_RECORD EXCERPTS:_

<<<<

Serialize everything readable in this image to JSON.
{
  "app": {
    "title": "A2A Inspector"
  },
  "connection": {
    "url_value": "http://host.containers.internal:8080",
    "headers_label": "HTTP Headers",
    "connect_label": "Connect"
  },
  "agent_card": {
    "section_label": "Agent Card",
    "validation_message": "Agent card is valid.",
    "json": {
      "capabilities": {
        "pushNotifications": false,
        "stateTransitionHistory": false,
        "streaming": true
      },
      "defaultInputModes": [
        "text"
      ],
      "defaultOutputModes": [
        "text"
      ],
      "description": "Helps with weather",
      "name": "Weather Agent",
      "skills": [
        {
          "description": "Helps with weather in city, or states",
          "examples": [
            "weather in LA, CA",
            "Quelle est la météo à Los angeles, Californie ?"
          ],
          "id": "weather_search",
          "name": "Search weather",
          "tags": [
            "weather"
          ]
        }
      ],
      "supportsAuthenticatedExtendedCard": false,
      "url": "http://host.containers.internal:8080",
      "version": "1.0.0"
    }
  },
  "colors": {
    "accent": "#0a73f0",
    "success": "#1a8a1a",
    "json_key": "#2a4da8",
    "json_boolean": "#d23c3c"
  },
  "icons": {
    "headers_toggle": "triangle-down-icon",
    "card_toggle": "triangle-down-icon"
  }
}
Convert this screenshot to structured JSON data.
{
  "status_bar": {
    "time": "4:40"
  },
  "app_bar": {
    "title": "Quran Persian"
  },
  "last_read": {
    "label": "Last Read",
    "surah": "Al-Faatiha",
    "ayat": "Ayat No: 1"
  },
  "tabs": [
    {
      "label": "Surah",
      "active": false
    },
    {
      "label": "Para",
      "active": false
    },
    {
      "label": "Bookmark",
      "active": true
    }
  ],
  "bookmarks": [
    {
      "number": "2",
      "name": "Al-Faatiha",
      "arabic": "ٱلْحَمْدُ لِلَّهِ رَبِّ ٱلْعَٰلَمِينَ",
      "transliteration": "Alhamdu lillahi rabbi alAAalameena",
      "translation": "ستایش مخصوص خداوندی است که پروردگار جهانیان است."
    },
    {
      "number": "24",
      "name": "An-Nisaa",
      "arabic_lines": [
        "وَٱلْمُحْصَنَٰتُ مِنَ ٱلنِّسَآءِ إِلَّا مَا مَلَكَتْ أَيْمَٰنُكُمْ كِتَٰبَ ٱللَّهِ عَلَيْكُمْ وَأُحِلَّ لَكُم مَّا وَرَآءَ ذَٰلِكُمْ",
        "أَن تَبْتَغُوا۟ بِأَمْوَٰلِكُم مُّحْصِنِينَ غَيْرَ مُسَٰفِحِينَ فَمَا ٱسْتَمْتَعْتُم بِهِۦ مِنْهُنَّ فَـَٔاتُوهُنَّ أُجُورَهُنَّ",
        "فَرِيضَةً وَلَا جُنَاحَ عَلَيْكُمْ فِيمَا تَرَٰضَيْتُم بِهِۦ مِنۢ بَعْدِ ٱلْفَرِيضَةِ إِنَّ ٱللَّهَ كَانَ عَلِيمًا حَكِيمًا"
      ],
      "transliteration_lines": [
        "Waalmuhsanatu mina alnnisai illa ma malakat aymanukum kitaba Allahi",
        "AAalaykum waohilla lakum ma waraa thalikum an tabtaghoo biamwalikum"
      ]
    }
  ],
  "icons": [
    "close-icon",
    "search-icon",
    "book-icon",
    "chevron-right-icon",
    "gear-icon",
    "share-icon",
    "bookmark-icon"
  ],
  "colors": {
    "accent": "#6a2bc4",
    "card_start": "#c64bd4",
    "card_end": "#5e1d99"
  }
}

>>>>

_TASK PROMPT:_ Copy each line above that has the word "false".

_WRITTEN REPLY:_
        "pushNotifications": false,
        "stateTransitionHistory": false,
      "supportsAuthenticatedExtendedCard": false,
      "active": false
      "active": false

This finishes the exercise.